For millennia, Christians have saved the corpses of saints. Worshipers would make pilgrimages to view the bodies or body parts on display and share in their holiness.
I recently listened to an NPR book tour podcast featuring Peter Manseau, author of a recent book about holy relics. He described how worshipers would be so overcome with awe that a few bit off pieces of the saints’ bodies (in one case, a toe). I was both horrified and impressed. I’ve never believed in anything strongly enough to make me want to go Mike Tyson on the dead.
The relic discussion got me thinking about the modern era, and I realized that science is teeming with relics as well. This is true both on a general and an individual level. On a general level, we can point to archaeologists unearthing ancient remains of lost civilizations and species. A recent Nova special on Neanderthals documented the genomic analysis of Neanderthal remains to answer questions about our common ancestry. More commonly, bones are carbon-dated and skeletons are modeled for their aerodynamics or for bipedal versus quadrupedal motion.

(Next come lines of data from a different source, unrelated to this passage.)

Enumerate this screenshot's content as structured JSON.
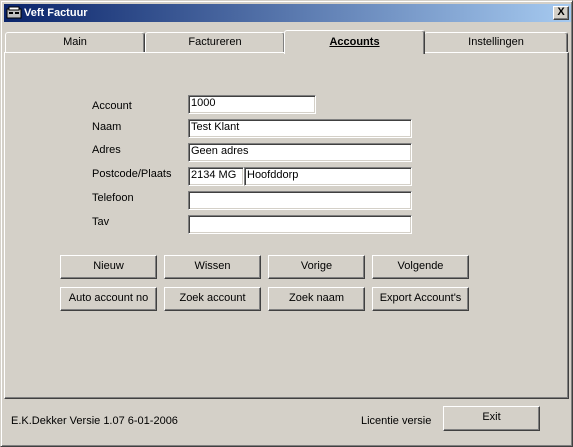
{
  "window": {
    "title": "Veft Factuur",
    "close_glyph": "X"
  },
  "tabs": [
    {
      "label": "Main"
    },
    {
      "label": "Factureren"
    },
    {
      "label": "Accounts"
    },
    {
      "label": "Instellingen"
    }
  ],
  "form": {
    "account": {
      "label": "Account",
      "value": "1000"
    },
    "naam": {
      "label": "Naam",
      "value": "Test Klant"
    },
    "adres": {
      "label": "Adres",
      "value": "Geen adres"
    },
    "postcode_plaats": {
      "label": "Postcode/Plaats",
      "postcode": "2134 MG",
      "plaats": "Hoofddorp"
    },
    "telefoon": {
      "label": "Telefoon",
      "value": ""
    },
    "tav": {
      "label": "Tav",
      "value": ""
    }
  },
  "buttons": {
    "nieuw": "Nieuw",
    "wissen": "Wissen",
    "vorige": "Vorige",
    "volgende": "Volgende",
    "auto_account_no": "Auto account no",
    "zoek_account": "Zoek account",
    "zoek_naam": "Zoek naam",
    "export_accounts": "Export Account's"
  },
  "footer": {
    "author_version": "E.K.Dekker  Versie 1.07  6-01-2006",
    "licence": "Licentie versie",
    "exit_label": "Exit"
  }
}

But the most fascinating kinds of modern relics come from specific individuals. They are prized for the unusual features of that individual rather than their representativeness of a species as a whole. For example, Einstein’s brain was preserved and studied. Scientists found that the size and surface morphology of his parietal lobes were different from those in non-genius controls. Fragments of Beethoven’s skull and hair have revealed that the composer died of lead poisoning, which might account for his medical problems later in life, although probably not his deafness. And scientists have been trying to get a DNA sample from Lincoln’s tomb to conduct genetic testing for a specific type of genetic illness, spinocerebellar ataxia type 5.

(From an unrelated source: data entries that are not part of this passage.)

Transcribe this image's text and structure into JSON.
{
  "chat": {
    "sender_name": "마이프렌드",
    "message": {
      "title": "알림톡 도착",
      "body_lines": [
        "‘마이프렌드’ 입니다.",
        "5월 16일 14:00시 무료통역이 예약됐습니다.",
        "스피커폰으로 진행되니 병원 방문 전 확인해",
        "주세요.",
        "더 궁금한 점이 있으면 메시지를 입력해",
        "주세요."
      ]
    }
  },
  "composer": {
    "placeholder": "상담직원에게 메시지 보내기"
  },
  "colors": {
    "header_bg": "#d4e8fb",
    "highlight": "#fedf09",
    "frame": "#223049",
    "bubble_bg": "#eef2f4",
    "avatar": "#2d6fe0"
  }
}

To understand why relics have persisted over time, it’s useful to ask what purpose they serve. Why collect the dead? As I mentioned, the ancient relics were valuable for their holiness. At the time, religion was the only path to understanding the world. Why are we here? What came before us? How can we gain control of our lives, both on Earth and after death? God was the source of those answers and the relics were a portal to god.

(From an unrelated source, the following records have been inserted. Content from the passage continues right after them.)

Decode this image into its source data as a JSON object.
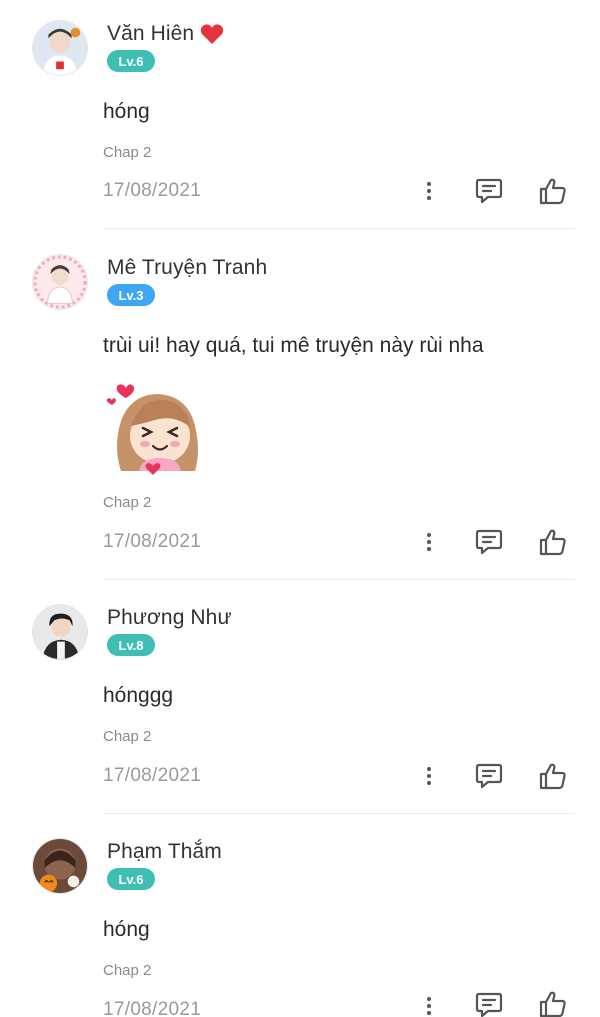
{
  "comments": [
    {
      "user": "Văn Hiên",
      "has_heart": true,
      "level": "Lv.6",
      "level_color": "#3fbfb4",
      "text": "hóng",
      "chapter": "Chap 2",
      "date": "17/08/2021"
    },
    {
      "user": "Mê Truyện Tranh",
      "has_heart": false,
      "level": "Lv.3",
      "level_color": "#3ea6f2",
      "text": "trùi ui! hay quá, tui mê truyện này rùi nha",
      "sticker": "cute-girl-laughing-sticker",
      "chapter": "Chap 2",
      "date": "17/08/2021"
    },
    {
      "user": "Phương Như",
      "has_heart": false,
      "level": "Lv.8",
      "level_color": "#3fbfb4",
      "text": "hónggg",
      "chapter": "Chap 2",
      "date": "17/08/2021"
    },
    {
      "user": "Phạm Thắm",
      "has_heart": false,
      "level": "Lv.6",
      "level_color": "#3fbfb4",
      "text": "hóng",
      "chapter": "Chap 2",
      "date": "17/08/2021"
    }
  ],
  "icons": {
    "more": "more-vertical-icon",
    "reply": "reply-comment-icon",
    "like": "thumbs-up-icon",
    "heart": "heart-icon"
  },
  "colors": {
    "icon": "#555555",
    "divider": "#ececec",
    "heart": "#e5343d"
  }
}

Despite all that has changed about our society and our ways of thinking, modern relics serve the same purpose. They may not be thought of as a phone line to god, yet we still value them for what they can explain. They tell us about our evolution and about the lives of the historical figures who shaped society and have become our modern legends. They provide a window into the nature of human genius, creativity, good and evil; a portal to ourselves. And that is something I can truly believe in.